Where does the word "Used" occur in the entries below? Copy every line that has it.

[Extracted records]
+-------+
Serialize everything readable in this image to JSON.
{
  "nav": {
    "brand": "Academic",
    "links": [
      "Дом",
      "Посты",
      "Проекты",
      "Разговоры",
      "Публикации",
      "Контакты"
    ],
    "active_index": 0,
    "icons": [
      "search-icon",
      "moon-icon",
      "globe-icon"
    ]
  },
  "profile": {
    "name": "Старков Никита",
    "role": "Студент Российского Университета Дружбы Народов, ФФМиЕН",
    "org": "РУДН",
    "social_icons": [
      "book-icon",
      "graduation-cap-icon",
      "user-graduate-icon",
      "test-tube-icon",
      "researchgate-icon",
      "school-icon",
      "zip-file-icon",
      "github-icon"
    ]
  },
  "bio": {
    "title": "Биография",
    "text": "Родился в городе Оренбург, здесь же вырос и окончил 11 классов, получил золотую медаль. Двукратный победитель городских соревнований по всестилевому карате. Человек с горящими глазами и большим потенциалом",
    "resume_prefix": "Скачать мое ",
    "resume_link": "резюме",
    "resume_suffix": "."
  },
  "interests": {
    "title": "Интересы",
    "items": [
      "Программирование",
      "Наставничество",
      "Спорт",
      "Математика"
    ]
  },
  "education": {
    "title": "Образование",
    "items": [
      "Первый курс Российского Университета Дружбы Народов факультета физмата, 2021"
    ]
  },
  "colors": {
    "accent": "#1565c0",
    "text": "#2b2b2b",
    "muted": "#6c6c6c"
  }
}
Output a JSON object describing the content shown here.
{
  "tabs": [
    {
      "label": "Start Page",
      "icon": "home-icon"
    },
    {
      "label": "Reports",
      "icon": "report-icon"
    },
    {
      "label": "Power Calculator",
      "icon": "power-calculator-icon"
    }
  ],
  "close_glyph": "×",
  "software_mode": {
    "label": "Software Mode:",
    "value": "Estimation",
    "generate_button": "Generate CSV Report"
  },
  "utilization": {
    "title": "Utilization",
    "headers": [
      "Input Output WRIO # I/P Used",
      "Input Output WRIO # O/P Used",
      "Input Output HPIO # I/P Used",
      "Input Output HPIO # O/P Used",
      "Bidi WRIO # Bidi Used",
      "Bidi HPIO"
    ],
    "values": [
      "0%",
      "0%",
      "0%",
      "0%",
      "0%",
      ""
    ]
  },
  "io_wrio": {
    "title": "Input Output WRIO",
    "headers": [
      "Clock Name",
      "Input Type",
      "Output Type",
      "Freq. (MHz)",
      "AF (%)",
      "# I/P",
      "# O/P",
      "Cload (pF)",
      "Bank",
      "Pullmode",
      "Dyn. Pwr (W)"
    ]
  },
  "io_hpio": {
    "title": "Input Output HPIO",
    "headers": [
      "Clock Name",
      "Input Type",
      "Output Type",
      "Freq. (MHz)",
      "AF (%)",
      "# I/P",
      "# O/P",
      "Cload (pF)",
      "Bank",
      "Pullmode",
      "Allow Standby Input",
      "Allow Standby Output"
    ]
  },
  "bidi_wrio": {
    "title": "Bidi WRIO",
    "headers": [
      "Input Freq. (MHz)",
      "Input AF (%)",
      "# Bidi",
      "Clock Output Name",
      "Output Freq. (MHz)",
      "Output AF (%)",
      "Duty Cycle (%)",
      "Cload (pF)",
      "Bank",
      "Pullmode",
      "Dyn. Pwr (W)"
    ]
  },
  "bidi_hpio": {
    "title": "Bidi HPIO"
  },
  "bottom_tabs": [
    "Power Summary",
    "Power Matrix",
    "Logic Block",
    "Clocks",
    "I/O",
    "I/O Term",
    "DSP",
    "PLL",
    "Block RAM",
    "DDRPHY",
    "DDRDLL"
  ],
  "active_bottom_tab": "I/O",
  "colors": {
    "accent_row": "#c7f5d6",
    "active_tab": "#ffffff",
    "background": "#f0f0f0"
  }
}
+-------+
Task answer -
      "Input Output WRIO # I/P Used",
      "Input Output WRIO # O/P Used",
      "Input Output HPIO # I/P Used",
      "Input Output HPIO # O/P Used",
      "Bidi WRIO # Bidi Used",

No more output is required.